§ THE PROBLEM
Images in the data are to be skipped, while every line is restated exactly as written.

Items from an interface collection

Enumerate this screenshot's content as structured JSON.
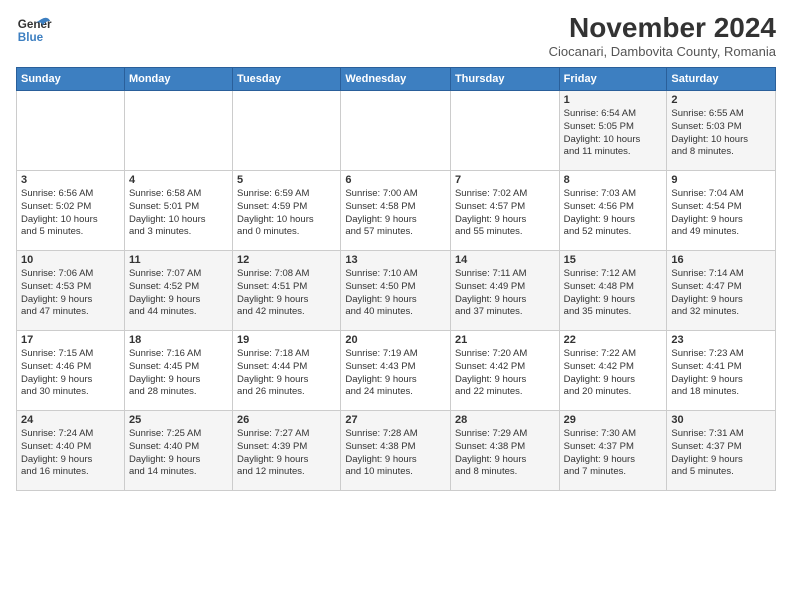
{
  "logo": {
    "line1": "General",
    "line2": "Blue"
  },
  "title": "November 2024",
  "location": "Ciocanari, Dambovita County, Romania",
  "weekdays": [
    "Sunday",
    "Monday",
    "Tuesday",
    "Wednesday",
    "Thursday",
    "Friday",
    "Saturday"
  ],
  "weeks": [
    [
      {
        "day": "",
        "info": ""
      },
      {
        "day": "",
        "info": ""
      },
      {
        "day": "",
        "info": ""
      },
      {
        "day": "",
        "info": ""
      },
      {
        "day": "",
        "info": ""
      },
      {
        "day": "1",
        "info": "Sunrise: 6:54 AM\nSunset: 5:05 PM\nDaylight: 10 hours\nand 11 minutes."
      },
      {
        "day": "2",
        "info": "Sunrise: 6:55 AM\nSunset: 5:03 PM\nDaylight: 10 hours\nand 8 minutes."
      }
    ],
    [
      {
        "day": "3",
        "info": "Sunrise: 6:56 AM\nSunset: 5:02 PM\nDaylight: 10 hours\nand 5 minutes."
      },
      {
        "day": "4",
        "info": "Sunrise: 6:58 AM\nSunset: 5:01 PM\nDaylight: 10 hours\nand 3 minutes."
      },
      {
        "day": "5",
        "info": "Sunrise: 6:59 AM\nSunset: 4:59 PM\nDaylight: 10 hours\nand 0 minutes."
      },
      {
        "day": "6",
        "info": "Sunrise: 7:00 AM\nSunset: 4:58 PM\nDaylight: 9 hours\nand 57 minutes."
      },
      {
        "day": "7",
        "info": "Sunrise: 7:02 AM\nSunset: 4:57 PM\nDaylight: 9 hours\nand 55 minutes."
      },
      {
        "day": "8",
        "info": "Sunrise: 7:03 AM\nSunset: 4:56 PM\nDaylight: 9 hours\nand 52 minutes."
      },
      {
        "day": "9",
        "info": "Sunrise: 7:04 AM\nSunset: 4:54 PM\nDaylight: 9 hours\nand 49 minutes."
      }
    ],
    [
      {
        "day": "10",
        "info": "Sunrise: 7:06 AM\nSunset: 4:53 PM\nDaylight: 9 hours\nand 47 minutes."
      },
      {
        "day": "11",
        "info": "Sunrise: 7:07 AM\nSunset: 4:52 PM\nDaylight: 9 hours\nand 44 minutes."
      },
      {
        "day": "12",
        "info": "Sunrise: 7:08 AM\nSunset: 4:51 PM\nDaylight: 9 hours\nand 42 minutes."
      },
      {
        "day": "13",
        "info": "Sunrise: 7:10 AM\nSunset: 4:50 PM\nDaylight: 9 hours\nand 40 minutes."
      },
      {
        "day": "14",
        "info": "Sunrise: 7:11 AM\nSunset: 4:49 PM\nDaylight: 9 hours\nand 37 minutes."
      },
      {
        "day": "15",
        "info": "Sunrise: 7:12 AM\nSunset: 4:48 PM\nDaylight: 9 hours\nand 35 minutes."
      },
      {
        "day": "16",
        "info": "Sunrise: 7:14 AM\nSunset: 4:47 PM\nDaylight: 9 hours\nand 32 minutes."
      }
    ],
    [
      {
        "day": "17",
        "info": "Sunrise: 7:15 AM\nSunset: 4:46 PM\nDaylight: 9 hours\nand 30 minutes."
      },
      {
        "day": "18",
        "info": "Sunrise: 7:16 AM\nSunset: 4:45 PM\nDaylight: 9 hours\nand 28 minutes."
      },
      {
        "day": "19",
        "info": "Sunrise: 7:18 AM\nSunset: 4:44 PM\nDaylight: 9 hours\nand 26 minutes."
      },
      {
        "day": "20",
        "info": "Sunrise: 7:19 AM\nSunset: 4:43 PM\nDaylight: 9 hours\nand 24 minutes."
      },
      {
        "day": "21",
        "info": "Sunrise: 7:20 AM\nSunset: 4:42 PM\nDaylight: 9 hours\nand 22 minutes."
      },
      {
        "day": "22",
        "info": "Sunrise: 7:22 AM\nSunset: 4:42 PM\nDaylight: 9 hours\nand 20 minutes."
      },
      {
        "day": "23",
        "info": "Sunrise: 7:23 AM\nSunset: 4:41 PM\nDaylight: 9 hours\nand 18 minutes."
      }
    ],
    [
      {
        "day": "24",
        "info": "Sunrise: 7:24 AM\nSunset: 4:40 PM\nDaylight: 9 hours\nand 16 minutes."
      },
      {
        "day": "25",
        "info": "Sunrise: 7:25 AM\nSunset: 4:40 PM\nDaylight: 9 hours\nand 14 minutes."
      },
      {
        "day": "26",
        "info": "Sunrise: 7:27 AM\nSunset: 4:39 PM\nDaylight: 9 hours\nand 12 minutes."
      },
      {
        "day": "27",
        "info": "Sunrise: 7:28 AM\nSunset: 4:38 PM\nDaylight: 9 hours\nand 10 minutes."
      },
      {
        "day": "28",
        "info": "Sunrise: 7:29 AM\nSunset: 4:38 PM\nDaylight: 9 hours\nand 8 minutes."
      },
      {
        "day": "29",
        "info": "Sunrise: 7:30 AM\nSunset: 4:37 PM\nDaylight: 9 hours\nand 7 minutes."
      },
      {
        "day": "30",
        "info": "Sunrise: 7:31 AM\nSunset: 4:37 PM\nDaylight: 9 hours\nand 5 minutes."
      }
    ]
  ]
}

§ REPLY
Enumerate this screenshot's content as structured JSON.
{
  "logo": {
    "line1": "General",
    "line2": "Blue"
  },
  "title": "November 2024",
  "location": "Ciocanari, Dambovita County, Romania",
  "weekdays": [
    "Sunday",
    "Monday",
    "Tuesday",
    "Wednesday",
    "Thursday",
    "Friday",
    "Saturday"
  ],
  "weeks": [
    [
      {
        "day": "",
        "info": ""
      },
      {
        "day": "",
        "info": ""
      },
      {
        "day": "",
        "info": ""
      },
      {
        "day": "",
        "info": ""
      },
      {
        "day": "",
        "info": ""
      },
      {
        "day": "1",
        "info": "Sunrise: 6:54 AM\nSunset: 5:05 PM\nDaylight: 10 hours\nand 11 minutes."
      },
      {
        "day": "2",
        "info": "Sunrise: 6:55 AM\nSunset: 5:03 PM\nDaylight: 10 hours\nand 8 minutes."
      }
    ],
    [
      {
        "day": "3",
        "info": "Sunrise: 6:56 AM\nSunset: 5:02 PM\nDaylight: 10 hours\nand 5 minutes."
      },
      {
        "day": "4",
        "info": "Sunrise: 6:58 AM\nSunset: 5:01 PM\nDaylight: 10 hours\nand 3 minutes."
      },
      {
        "day": "5",
        "info": "Sunrise: 6:59 AM\nSunset: 4:59 PM\nDaylight: 10 hours\nand 0 minutes."
      },
      {
        "day": "6",
        "info": "Sunrise: 7:00 AM\nSunset: 4:58 PM\nDaylight: 9 hours\nand 57 minutes."
      },
      {
        "day": "7",
        "info": "Sunrise: 7:02 AM\nSunset: 4:57 PM\nDaylight: 9 hours\nand 55 minutes."
      },
      {
        "day": "8",
        "info": "Sunrise: 7:03 AM\nSunset: 4:56 PM\nDaylight: 9 hours\nand 52 minutes."
      },
      {
        "day": "9",
        "info": "Sunrise: 7:04 AM\nSunset: 4:54 PM\nDaylight: 9 hours\nand 49 minutes."
      }
    ],
    [
      {
        "day": "10",
        "info": "Sunrise: 7:06 AM\nSunset: 4:53 PM\nDaylight: 9 hours\nand 47 minutes."
      },
      {
        "day": "11",
        "info": "Sunrise: 7:07 AM\nSunset: 4:52 PM\nDaylight: 9 hours\nand 44 minutes."
      },
      {
        "day": "12",
        "info": "Sunrise: 7:08 AM\nSunset: 4:51 PM\nDaylight: 9 hours\nand 42 minutes."
      },
      {
        "day": "13",
        "info": "Sunrise: 7:10 AM\nSunset: 4:50 PM\nDaylight: 9 hours\nand 40 minutes."
      },
      {
        "day": "14",
        "info": "Sunrise: 7:11 AM\nSunset: 4:49 PM\nDaylight: 9 hours\nand 37 minutes."
      },
      {
        "day": "15",
        "info": "Sunrise: 7:12 AM\nSunset: 4:48 PM\nDaylight: 9 hours\nand 35 minutes."
      },
      {
        "day": "16",
        "info": "Sunrise: 7:14 AM\nSunset: 4:47 PM\nDaylight: 9 hours\nand 32 minutes."
      }
    ],
    [
      {
        "day": "17",
        "info": "Sunrise: 7:15 AM\nSunset: 4:46 PM\nDaylight: 9 hours\nand 30 minutes."
      },
      {
        "day": "18",
        "info": "Sunrise: 7:16 AM\nSunset: 4:45 PM\nDaylight: 9 hours\nand 28 minutes."
      },
      {
        "day": "19",
        "info": "Sunrise: 7:18 AM\nSunset: 4:44 PM\nDaylight: 9 hours\nand 26 minutes."
      },
      {
        "day": "20",
        "info": "Sunrise: 7:19 AM\nSunset: 4:43 PM\nDaylight: 9 hours\nand 24 minutes."
      },
      {
        "day": "21",
        "info": "Sunrise: 7:20 AM\nSunset: 4:42 PM\nDaylight: 9 hours\nand 22 minutes."
      },
      {
        "day": "22",
        "info": "Sunrise: 7:22 AM\nSunset: 4:42 PM\nDaylight: 9 hours\nand 20 minutes."
      },
      {
        "day": "23",
        "info": "Sunrise: 7:23 AM\nSunset: 4:41 PM\nDaylight: 9 hours\nand 18 minutes."
      }
    ],
    [
      {
        "day": "24",
        "info": "Sunrise: 7:24 AM\nSunset: 4:40 PM\nDaylight: 9 hours\nand 16 minutes."
      },
      {
        "day": "25",
        "info": "Sunrise: 7:25 AM\nSunset: 4:40 PM\nDaylight: 9 hours\nand 14 minutes."
      },
      {
        "day": "26",
        "info": "Sunrise: 7:27 AM\nSunset: 4:39 PM\nDaylight: 9 hours\nand 12 minutes."
      },
      {
        "day": "27",
        "info": "Sunrise: 7:28 AM\nSunset: 4:38 PM\nDaylight: 9 hours\nand 10 minutes."
      },
      {
        "day": "28",
        "info": "Sunrise: 7:29 AM\nSunset: 4:38 PM\nDaylight: 9 hours\nand 8 minutes."
      },
      {
        "day": "29",
        "info": "Sunrise: 7:30 AM\nSunset: 4:37 PM\nDaylight: 9 hours\nand 7 minutes."
      },
      {
        "day": "30",
        "info": "Sunrise: 7:31 AM\nSunset: 4:37 PM\nDaylight: 9 hours\nand 5 minutes."
      }
    ]
  ]
}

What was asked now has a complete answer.